_WORK INSTRUCTIONS_. Looking at the data below, how many lines include the word "企业所得税优惠"? Respond with the number only.

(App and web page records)

┄┄┄┄┄┄┄┄┄┄┄┄┄┄┄┄┄┄┄┄

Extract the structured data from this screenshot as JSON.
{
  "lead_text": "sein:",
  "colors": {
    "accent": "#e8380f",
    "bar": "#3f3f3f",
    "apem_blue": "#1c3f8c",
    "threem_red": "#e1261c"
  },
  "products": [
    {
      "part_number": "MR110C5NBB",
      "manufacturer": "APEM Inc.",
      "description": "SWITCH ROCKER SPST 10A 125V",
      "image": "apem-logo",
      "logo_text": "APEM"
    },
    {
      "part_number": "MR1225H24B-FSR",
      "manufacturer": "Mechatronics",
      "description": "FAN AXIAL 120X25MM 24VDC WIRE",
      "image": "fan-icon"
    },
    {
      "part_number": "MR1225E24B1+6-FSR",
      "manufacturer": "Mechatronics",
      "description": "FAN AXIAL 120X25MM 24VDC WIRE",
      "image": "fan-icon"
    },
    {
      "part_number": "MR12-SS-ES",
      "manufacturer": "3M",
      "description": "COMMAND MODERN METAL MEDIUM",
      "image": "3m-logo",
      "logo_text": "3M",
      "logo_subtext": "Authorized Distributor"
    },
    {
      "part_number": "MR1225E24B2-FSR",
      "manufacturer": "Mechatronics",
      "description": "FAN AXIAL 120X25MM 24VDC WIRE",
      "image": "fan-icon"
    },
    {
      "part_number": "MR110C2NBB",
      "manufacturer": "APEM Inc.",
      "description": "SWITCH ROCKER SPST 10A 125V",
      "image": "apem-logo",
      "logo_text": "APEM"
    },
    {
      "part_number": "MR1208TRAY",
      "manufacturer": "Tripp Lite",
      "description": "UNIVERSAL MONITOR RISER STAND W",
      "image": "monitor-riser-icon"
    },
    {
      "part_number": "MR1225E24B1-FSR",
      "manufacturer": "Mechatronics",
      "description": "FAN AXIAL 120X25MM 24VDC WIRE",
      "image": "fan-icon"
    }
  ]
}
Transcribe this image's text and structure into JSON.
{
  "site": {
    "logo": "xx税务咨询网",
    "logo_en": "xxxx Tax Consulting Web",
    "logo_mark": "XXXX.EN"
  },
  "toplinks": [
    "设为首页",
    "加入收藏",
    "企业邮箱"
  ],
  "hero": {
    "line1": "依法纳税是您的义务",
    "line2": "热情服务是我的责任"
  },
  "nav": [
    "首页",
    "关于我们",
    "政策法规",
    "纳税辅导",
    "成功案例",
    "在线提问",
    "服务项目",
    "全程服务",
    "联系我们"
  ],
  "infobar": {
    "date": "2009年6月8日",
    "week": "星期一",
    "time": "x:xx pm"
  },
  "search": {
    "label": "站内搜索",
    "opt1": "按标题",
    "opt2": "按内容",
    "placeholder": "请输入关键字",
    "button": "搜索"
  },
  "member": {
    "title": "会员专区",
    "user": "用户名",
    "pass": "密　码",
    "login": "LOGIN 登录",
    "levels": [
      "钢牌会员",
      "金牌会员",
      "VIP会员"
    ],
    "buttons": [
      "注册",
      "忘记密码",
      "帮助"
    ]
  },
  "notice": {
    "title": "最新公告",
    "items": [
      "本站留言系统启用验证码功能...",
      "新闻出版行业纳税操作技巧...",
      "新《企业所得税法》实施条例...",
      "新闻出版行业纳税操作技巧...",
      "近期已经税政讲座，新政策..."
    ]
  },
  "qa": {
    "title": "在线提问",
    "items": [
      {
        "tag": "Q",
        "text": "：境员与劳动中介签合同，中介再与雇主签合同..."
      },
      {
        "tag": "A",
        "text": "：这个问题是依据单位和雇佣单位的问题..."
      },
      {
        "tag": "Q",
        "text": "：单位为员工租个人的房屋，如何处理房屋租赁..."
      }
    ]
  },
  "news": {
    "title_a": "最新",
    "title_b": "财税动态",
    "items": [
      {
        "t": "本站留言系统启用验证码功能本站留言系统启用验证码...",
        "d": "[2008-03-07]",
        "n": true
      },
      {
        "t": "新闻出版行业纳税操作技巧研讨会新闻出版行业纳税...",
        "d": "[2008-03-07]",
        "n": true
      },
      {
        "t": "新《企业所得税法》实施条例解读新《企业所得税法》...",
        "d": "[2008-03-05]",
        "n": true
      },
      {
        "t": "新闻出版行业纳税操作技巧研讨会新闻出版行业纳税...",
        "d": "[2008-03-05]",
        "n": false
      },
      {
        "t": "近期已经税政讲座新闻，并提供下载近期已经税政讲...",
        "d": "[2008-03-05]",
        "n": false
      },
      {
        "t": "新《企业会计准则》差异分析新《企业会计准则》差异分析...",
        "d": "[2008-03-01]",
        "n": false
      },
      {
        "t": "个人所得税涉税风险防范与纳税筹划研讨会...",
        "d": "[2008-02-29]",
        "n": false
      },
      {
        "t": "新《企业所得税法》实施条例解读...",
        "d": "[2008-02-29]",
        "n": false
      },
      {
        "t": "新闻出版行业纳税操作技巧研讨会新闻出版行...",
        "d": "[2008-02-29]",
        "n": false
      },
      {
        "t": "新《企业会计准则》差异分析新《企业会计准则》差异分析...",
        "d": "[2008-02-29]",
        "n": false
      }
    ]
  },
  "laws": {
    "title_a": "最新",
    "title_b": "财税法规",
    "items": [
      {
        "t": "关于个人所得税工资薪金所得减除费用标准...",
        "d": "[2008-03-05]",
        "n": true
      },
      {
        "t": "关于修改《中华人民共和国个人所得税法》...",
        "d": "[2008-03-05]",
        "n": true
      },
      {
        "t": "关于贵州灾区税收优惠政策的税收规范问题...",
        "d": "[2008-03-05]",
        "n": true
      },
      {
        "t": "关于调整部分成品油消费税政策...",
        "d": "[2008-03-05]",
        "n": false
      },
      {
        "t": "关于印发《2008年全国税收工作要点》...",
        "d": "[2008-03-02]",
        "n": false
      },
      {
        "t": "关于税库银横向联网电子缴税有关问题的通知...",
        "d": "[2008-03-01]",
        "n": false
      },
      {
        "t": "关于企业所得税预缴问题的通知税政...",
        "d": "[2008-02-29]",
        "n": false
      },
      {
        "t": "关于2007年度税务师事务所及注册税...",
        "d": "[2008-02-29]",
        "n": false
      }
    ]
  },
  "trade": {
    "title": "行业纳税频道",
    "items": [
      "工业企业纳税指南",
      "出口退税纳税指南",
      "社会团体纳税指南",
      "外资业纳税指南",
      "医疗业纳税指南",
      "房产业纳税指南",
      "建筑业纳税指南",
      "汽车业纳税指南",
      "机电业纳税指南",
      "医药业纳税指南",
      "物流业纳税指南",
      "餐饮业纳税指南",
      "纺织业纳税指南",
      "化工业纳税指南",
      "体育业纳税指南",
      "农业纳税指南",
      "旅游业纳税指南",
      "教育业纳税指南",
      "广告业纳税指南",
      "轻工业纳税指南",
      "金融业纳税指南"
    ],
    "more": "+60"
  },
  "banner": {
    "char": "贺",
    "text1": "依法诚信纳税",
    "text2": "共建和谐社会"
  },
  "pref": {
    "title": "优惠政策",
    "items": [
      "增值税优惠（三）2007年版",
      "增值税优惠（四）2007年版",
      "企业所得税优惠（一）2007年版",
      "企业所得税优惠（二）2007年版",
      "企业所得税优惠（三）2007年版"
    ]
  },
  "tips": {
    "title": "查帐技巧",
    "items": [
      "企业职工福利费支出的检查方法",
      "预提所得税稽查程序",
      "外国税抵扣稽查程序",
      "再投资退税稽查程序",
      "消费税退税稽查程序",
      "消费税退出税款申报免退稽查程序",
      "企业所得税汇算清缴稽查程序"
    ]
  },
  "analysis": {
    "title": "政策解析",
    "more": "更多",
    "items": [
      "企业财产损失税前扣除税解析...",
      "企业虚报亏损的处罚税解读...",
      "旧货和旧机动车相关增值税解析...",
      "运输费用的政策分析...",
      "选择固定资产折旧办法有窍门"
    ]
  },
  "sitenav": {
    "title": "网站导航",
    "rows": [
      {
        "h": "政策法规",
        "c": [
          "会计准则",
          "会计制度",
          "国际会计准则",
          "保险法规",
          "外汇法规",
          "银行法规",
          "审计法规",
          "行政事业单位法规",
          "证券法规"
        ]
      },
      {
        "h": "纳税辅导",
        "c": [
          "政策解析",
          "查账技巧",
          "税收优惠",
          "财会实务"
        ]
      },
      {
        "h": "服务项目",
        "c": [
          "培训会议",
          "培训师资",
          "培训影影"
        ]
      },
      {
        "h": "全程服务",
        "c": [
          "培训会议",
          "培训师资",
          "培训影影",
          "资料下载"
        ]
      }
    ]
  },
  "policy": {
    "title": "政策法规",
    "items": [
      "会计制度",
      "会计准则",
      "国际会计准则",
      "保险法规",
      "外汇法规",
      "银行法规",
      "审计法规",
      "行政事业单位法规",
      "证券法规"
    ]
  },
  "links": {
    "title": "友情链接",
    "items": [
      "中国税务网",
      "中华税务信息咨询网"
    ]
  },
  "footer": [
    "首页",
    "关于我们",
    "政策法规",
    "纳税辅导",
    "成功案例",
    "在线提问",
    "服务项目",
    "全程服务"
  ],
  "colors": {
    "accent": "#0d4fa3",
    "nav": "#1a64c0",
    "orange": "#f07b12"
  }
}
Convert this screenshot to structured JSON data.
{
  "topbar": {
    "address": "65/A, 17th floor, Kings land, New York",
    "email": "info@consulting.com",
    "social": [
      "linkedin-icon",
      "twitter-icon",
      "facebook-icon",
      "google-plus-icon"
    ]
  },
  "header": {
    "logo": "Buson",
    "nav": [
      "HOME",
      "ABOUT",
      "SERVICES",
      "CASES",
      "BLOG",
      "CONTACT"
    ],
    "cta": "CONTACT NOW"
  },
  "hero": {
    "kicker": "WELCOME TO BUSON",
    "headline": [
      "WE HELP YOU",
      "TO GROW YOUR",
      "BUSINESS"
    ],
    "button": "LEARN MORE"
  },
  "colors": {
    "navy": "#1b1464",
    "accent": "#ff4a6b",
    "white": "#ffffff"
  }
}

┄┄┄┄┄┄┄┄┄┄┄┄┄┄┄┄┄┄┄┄

_SOLUTION FOR THIS EXERCISE_. 3